A queen collected from the type locality Nosy Bé is hereby chosen as the neotype and a full description is presented above. For the benefit of having a comprehensive type collection in one place, the neotype is deposited together with the other type material in the CASC, not in Hamburg.


References based on Global Ant Biodiversity Informatics

  • Blaimer B. B. 2010. Taxonomy and natural history of the Crematogaster (Decacrema)-group (Hymenoptera: Formicidae) in Madagascar. Zootaxa 2714: 1-39.
  • Blaimer B. B. 2012. Acrobat ants go global – Origin, evolution and systematics of the genus Crematogaster (Hymenoptera: Formicidae). Molecular Phylogenetics and Evolution 65: 421-436.
  • Fisher B. L. 1997. Biogeography and ecology of the ant fauna of Madagascar (Hymenoptera: Formicidae). Journal of Natural History 31: 269-302.
  • Fisher B. L. 2003. Formicidae, ants. Pp. 811-819 in: Goodman, S. M.; Benstead, J. P. (eds.) 2003. The natural history of Madagascar. Chicago: University of Chicago Press, xxi + 1709 pp.
  • Soulié J., and L. D. Dicko. 1965. La répartition des genres de fourmis de la tribu des "Cremastogastrini" dans la faune éthiopienne et malgache. Hymenoptera - Formicoidea - Myrmicidae. Ann. Univ. Abidjan Sér. Sci. 1: 85-106.

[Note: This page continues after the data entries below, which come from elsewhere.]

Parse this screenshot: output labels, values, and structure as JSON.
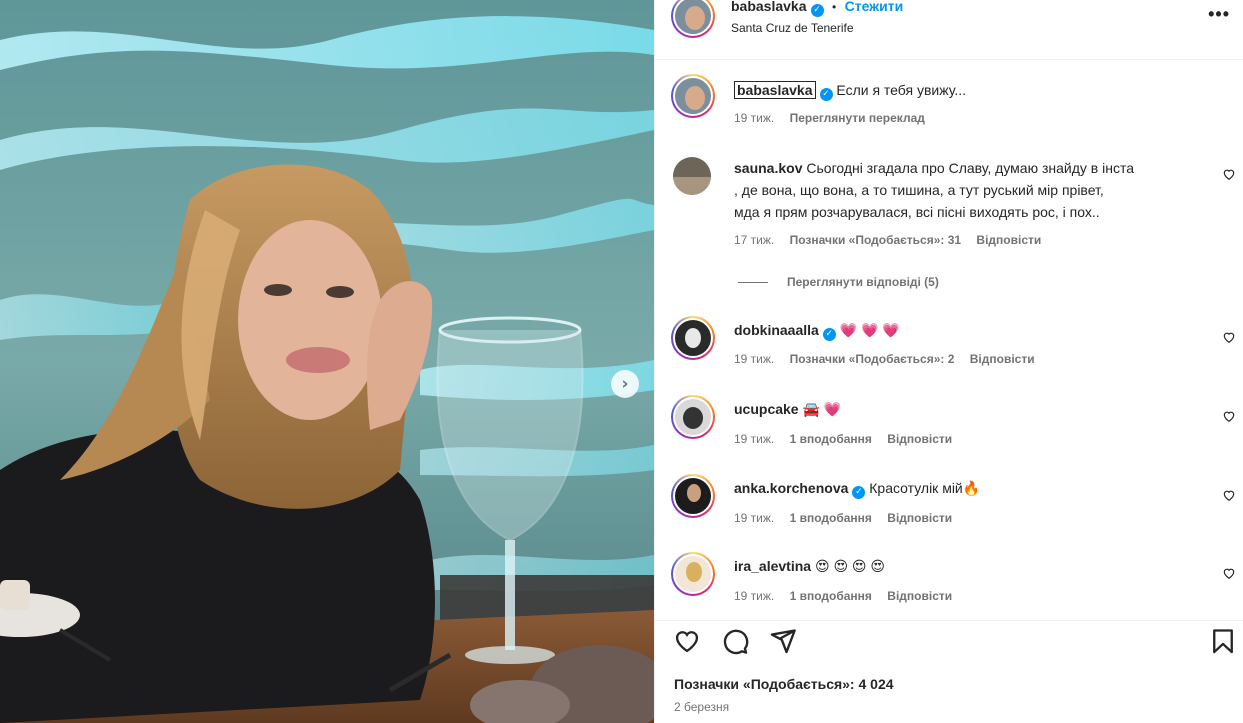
{
  "post": {
    "author": "babaslavka",
    "follow_label": "Стежити",
    "separator": "•",
    "location": "Santa Cruz de Tenerife",
    "more_label": "•••"
  },
  "caption": {
    "username": "babaslavka",
    "text": "Если я тебя увижу...",
    "time": "19 тиж.",
    "translate_label": "Переглянути переклад"
  },
  "comments": [
    {
      "username": "sauna.kov",
      "verified": false,
      "text_line1": "Сьогодні згадала про Славу, думаю знайду в інста",
      "text_line2": ", де вона, що вона, а то тишина, а тут руський мір прівет,",
      "text_line3": "мда я прям розчарувалася, всі пісні виходять рос, і пох..",
      "time": "17 тиж.",
      "likes": "Позначки «Подобається»: 31",
      "reply": "Відповісти",
      "view_replies": "Переглянути відповіді (5)"
    },
    {
      "username": "dobkinaaalla",
      "verified": true,
      "text": "💗 💗 💗",
      "time": "19 тиж.",
      "likes": "Позначки «Подобається»: 2",
      "reply": "Відповісти"
    },
    {
      "username": "ucupcake",
      "verified": false,
      "text": "🚘 💗",
      "time": "19 тиж.",
      "likes": "1 вподобання",
      "reply": "Відповісти"
    },
    {
      "username": "anka.korchenova",
      "verified": true,
      "text": "Красотулік мій🔥",
      "time": "19 тиж.",
      "likes": "1 вподобання",
      "reply": "Відповісти"
    },
    {
      "username": "ira_alevtina",
      "verified": false,
      "text": "😍 😍 😍 😍",
      "time": "19 тиж.",
      "likes": "1 вподобання",
      "reply": "Відповісти"
    }
  ],
  "footer": {
    "likes_label": "Позначки «Подобається»: 4 024",
    "date": "2 березня"
  },
  "icons": {
    "like": "heart-icon",
    "comment": "comment-icon",
    "share": "share-icon",
    "save": "bookmark-icon",
    "next": "chevron-right-icon",
    "verified": "verified-badge-icon"
  },
  "colors": {
    "accent": "#0095f6",
    "text": "#262626",
    "muted": "#737373",
    "divider": "#efefef"
  }
}
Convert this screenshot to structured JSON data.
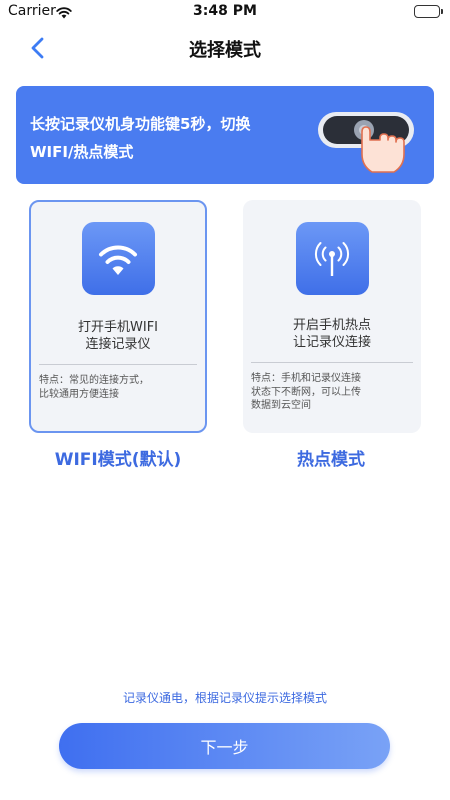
{
  "status_bar": {
    "carrier": "Carrier",
    "time": "3:48 PM"
  },
  "nav": {
    "title": "选择模式"
  },
  "banner": {
    "text_line1": "长按记录仪机身功能键5秒，切换",
    "text_line2": "WIFI/热点模式"
  },
  "cards": [
    {
      "mode_label": "WIFI模式(默认)",
      "title_line1": "打开手机WIFI",
      "title_line2": "连接记录仪",
      "feature_line1": "特点：常见的连接方式，",
      "feature_line2": "比较通用方便连接",
      "feature_line3": "",
      "icon": "wifi-icon",
      "selected": true
    },
    {
      "mode_label": "热点模式",
      "title_line1": "开启手机热点",
      "title_line2": "让记录仪连接",
      "feature_line1": "特点：手机和记录仪连接",
      "feature_line2": "状态下不断网，可以上传",
      "feature_line3": "数据到云空间",
      "icon": "hotspot-antenna-icon",
      "selected": false
    }
  ],
  "hint": "记录仪通电，根据记录仪提示选择模式",
  "next_button": "下一步",
  "colors": {
    "accent": "#3d6ae0",
    "banner": "#4a7cf0",
    "card_bg": "#f2f4f8"
  }
}
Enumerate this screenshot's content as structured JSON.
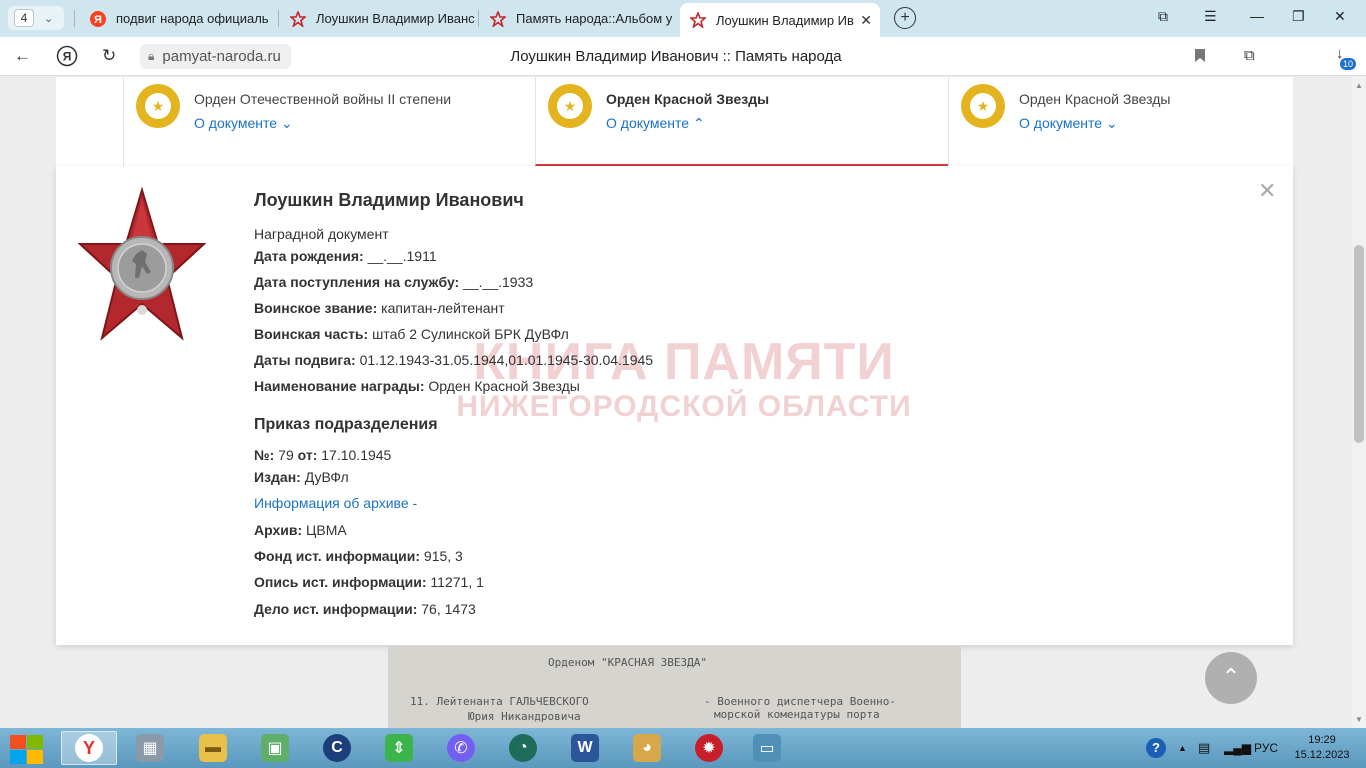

  • Wheeler W. M. 1922. Ants of the American Museum Congo expedition. A contribution to the myrmecology of Africa. IX. A synonymic list of the ants of the Malagasy region. Bulletin of the American Museum of Natural History 45: 1005-1055